Helen Mirren’s character Ida is probably the most likeable character in the film, she is headstrong and fearless but I did find it hard to believe at times that she would go up against someone as dangerous as Pinkie, her character wants revenge for the murder of her lover, then again her character is a comment on feminism and female empowerment and its definitely nice to see a woman emerge as the hero of the piece. Admittedly, the scene in which Ida’s lover Hale (played by Sean Harris) is murdered is incredibly intense, I think what makes it all the more brutal and frightening is the fact it is committed in broad daylight, beneath the pier, with that there’s the contrast of viewing Brighton as a nice family day out by the seaside while there’s the dark stir of the underworld going on unknowingly, the scene happens close to the beginning of the film, with its build up and slow pace it most definitely sets the uncomfortable, dark tone for the rest of the film.

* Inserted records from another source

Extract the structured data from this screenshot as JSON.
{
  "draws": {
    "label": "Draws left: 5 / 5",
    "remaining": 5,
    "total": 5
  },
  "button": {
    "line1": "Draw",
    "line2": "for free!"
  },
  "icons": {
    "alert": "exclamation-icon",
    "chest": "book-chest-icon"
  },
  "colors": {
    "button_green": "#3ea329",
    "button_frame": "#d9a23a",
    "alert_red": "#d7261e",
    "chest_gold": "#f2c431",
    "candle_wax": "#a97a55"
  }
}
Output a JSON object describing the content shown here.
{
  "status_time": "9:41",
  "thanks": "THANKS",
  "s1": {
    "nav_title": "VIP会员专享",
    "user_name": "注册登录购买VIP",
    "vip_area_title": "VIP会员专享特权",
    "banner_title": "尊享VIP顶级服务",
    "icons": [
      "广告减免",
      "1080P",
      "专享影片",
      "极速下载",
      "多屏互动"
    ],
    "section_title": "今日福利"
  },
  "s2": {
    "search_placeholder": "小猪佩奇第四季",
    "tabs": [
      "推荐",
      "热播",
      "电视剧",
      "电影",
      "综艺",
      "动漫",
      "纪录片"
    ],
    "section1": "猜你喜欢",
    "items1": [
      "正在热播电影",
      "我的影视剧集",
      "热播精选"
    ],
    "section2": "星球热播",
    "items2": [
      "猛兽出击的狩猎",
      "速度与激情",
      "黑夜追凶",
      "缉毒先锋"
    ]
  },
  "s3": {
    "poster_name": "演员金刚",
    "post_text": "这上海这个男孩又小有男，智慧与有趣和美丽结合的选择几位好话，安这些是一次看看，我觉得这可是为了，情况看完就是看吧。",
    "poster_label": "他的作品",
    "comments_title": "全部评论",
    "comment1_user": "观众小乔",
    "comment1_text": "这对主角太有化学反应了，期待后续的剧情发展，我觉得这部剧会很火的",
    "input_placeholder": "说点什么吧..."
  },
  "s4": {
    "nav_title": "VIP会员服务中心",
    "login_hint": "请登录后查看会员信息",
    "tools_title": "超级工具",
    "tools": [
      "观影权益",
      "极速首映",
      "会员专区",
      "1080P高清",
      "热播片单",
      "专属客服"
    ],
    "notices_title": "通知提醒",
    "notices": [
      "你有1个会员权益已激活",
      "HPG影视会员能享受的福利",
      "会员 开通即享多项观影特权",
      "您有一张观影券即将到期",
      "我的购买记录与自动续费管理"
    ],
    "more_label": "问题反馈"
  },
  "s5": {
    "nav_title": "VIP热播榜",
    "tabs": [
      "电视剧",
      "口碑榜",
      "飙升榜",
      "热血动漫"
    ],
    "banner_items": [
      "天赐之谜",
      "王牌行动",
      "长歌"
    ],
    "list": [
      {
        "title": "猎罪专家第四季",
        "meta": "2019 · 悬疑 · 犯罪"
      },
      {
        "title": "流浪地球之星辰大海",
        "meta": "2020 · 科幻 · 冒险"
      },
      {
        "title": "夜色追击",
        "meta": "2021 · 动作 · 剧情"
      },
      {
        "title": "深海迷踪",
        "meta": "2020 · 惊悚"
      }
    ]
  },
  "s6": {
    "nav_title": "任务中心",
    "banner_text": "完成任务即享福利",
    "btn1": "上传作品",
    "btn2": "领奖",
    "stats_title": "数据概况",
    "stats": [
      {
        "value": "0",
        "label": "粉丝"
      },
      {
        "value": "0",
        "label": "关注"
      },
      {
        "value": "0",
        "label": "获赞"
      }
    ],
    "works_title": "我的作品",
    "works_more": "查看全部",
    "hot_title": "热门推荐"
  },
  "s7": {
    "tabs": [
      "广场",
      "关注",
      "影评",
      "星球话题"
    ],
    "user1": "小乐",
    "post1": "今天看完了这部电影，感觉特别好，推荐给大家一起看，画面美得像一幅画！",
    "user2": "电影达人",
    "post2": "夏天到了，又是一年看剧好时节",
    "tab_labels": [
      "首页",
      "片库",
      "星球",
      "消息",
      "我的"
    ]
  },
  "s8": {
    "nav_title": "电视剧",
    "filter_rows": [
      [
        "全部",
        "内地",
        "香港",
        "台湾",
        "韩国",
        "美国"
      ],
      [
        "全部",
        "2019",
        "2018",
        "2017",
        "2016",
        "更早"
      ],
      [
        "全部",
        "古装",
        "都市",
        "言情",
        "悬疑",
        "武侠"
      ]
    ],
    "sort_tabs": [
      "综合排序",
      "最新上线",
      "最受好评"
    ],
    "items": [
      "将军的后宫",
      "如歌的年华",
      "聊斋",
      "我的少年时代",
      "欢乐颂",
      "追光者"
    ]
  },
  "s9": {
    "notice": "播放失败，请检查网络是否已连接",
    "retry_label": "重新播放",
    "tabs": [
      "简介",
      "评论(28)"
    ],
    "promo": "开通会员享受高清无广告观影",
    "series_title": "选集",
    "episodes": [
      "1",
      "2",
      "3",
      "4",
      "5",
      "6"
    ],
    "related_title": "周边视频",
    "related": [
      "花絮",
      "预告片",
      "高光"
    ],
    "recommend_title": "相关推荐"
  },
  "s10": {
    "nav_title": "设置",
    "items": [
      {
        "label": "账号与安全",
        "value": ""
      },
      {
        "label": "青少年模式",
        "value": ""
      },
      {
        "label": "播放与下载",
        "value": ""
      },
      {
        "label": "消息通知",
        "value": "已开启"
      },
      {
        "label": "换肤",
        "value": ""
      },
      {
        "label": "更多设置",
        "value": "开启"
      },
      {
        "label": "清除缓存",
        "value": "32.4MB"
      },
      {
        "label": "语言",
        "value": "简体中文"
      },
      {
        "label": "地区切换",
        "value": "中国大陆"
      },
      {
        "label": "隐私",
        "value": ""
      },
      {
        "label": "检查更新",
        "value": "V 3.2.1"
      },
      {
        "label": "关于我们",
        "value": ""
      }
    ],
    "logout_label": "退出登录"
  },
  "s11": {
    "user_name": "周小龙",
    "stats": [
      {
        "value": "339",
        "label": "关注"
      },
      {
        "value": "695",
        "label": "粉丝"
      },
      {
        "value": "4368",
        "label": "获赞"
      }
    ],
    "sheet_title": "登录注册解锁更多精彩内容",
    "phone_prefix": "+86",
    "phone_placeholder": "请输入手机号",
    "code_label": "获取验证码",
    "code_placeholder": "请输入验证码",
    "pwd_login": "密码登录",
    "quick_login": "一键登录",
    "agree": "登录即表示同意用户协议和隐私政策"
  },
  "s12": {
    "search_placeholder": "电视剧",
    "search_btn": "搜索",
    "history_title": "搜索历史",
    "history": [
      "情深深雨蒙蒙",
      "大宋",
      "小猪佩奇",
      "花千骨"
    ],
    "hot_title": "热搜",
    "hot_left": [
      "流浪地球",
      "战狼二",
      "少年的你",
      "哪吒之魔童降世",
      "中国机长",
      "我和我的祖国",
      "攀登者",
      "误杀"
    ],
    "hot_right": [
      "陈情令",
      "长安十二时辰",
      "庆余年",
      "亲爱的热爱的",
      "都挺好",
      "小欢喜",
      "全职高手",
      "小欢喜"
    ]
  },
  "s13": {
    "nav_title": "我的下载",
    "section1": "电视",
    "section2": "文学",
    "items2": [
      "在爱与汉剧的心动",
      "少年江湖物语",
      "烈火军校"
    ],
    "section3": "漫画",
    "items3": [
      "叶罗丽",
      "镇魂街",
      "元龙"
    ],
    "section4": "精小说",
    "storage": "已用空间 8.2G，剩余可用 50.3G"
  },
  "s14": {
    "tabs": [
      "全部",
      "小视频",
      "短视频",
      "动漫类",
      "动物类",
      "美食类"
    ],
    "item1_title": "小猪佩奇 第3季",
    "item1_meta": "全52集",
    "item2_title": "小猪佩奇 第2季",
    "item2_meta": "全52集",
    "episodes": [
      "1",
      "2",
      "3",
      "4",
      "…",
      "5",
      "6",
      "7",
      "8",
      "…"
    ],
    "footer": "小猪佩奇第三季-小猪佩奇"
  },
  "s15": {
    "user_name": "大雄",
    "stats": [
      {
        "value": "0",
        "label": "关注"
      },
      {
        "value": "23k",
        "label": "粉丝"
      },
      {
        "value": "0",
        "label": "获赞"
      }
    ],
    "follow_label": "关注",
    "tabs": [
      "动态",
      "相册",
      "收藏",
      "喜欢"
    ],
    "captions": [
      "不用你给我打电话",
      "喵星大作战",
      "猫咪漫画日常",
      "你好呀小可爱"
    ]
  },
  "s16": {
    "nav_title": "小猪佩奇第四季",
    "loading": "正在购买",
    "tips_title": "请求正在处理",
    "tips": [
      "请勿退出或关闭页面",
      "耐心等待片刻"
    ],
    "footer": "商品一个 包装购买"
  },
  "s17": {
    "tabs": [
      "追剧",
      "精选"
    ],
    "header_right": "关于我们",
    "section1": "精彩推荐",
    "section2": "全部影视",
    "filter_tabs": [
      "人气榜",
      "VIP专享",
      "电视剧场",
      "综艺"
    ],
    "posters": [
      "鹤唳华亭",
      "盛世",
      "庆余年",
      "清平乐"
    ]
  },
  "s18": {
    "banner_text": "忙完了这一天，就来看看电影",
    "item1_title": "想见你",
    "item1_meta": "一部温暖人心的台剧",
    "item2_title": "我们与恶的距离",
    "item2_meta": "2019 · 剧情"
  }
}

I really enjoyed this update of “Brighton Rock”, I liked how they had modernised the story and added in the mods and rockers as part of the setting, giving an interesting spin on the original. I have never actually been to Brighton but I think through the cinematography the town itself was portrayed beautifully and I would definitely want to visit. The film consisted of strong performance especially from Sam Riley and Helen Mirren and I enjoyed the various cameos from some terrific British actors e.g. John Hurt, Andy Serkis and Steve Evets. Overall, the film gripped me from start to finish and the sinister portrayal of Pinkie will remain with me for a long time.